Please show all lines of the records that include "name".

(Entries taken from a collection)

┌──

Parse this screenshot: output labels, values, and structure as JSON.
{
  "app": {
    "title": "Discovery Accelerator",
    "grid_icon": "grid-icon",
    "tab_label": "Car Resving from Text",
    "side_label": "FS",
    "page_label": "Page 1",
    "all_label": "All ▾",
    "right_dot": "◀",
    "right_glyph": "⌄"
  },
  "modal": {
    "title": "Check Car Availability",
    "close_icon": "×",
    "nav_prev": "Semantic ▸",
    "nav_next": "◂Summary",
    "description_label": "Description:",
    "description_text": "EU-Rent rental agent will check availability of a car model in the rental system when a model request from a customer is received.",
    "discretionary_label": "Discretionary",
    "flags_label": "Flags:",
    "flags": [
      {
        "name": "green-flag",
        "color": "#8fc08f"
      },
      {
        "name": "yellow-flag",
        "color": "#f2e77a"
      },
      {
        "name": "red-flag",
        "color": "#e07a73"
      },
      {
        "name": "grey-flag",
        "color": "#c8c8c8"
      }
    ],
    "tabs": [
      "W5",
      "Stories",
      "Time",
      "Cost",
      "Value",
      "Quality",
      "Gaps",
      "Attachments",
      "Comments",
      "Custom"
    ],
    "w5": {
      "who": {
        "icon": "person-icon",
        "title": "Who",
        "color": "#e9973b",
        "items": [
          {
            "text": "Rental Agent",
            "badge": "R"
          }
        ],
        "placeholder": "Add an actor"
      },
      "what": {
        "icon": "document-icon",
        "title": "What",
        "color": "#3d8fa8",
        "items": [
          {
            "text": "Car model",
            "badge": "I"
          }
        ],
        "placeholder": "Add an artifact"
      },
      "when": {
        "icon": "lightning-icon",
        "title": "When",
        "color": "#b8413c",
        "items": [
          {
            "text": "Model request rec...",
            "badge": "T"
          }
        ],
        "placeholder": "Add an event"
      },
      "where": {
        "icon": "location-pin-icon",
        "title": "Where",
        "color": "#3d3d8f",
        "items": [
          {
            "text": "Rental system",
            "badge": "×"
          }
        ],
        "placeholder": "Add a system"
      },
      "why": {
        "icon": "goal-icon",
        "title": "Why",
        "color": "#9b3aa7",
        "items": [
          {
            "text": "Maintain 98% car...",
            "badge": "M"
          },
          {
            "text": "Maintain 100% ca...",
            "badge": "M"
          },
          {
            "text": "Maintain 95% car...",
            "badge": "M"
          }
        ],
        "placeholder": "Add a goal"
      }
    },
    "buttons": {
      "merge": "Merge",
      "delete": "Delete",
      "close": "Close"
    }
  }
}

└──

## EXERCISE RESPONSE
        "name": "green-flag",
        "name": "yellow-flag",
        "name": "red-flag",
        "name": "grey-flag",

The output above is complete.